What this task involves:
All lines with the word "author" must be pulled from the entries below.
::: Data provided
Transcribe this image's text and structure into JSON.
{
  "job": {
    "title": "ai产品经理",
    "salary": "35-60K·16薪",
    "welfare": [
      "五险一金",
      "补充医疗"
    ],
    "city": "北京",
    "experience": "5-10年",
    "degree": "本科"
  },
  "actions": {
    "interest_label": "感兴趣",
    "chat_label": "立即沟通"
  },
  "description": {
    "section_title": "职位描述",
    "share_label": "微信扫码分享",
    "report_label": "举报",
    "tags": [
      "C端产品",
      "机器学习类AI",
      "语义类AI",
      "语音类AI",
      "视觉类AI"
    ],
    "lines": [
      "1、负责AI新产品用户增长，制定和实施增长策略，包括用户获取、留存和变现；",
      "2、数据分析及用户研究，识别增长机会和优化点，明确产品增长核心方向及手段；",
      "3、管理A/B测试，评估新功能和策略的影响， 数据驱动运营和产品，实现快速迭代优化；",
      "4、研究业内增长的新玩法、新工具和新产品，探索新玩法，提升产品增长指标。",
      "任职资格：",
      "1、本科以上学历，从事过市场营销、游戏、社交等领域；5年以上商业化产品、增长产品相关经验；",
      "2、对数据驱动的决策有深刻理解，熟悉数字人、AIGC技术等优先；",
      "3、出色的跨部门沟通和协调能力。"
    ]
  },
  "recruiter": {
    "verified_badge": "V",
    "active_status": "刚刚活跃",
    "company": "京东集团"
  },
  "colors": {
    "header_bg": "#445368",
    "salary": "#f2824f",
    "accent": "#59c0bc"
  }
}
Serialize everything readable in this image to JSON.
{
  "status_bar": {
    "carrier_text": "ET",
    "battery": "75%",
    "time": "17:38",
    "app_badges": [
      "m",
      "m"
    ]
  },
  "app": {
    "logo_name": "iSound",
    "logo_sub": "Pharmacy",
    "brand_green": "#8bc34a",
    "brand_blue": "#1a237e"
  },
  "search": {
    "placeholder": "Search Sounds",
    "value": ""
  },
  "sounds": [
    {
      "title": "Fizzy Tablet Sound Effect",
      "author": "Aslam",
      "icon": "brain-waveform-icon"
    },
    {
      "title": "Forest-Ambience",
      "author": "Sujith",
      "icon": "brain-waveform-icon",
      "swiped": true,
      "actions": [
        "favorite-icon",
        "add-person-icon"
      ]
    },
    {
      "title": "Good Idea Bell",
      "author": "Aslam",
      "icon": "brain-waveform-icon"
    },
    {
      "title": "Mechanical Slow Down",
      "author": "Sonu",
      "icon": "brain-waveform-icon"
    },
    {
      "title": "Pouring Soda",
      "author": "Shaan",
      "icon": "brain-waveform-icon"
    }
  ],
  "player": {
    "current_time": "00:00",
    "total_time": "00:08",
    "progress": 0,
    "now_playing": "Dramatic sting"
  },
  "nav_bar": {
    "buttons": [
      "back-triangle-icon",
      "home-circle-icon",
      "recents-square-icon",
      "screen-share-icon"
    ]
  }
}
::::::
Answer space:
      "author": "Aslam",
      "author": "Sujith",
      "author": "Aslam",
      "author": "Sonu",
      "author": "Shaan",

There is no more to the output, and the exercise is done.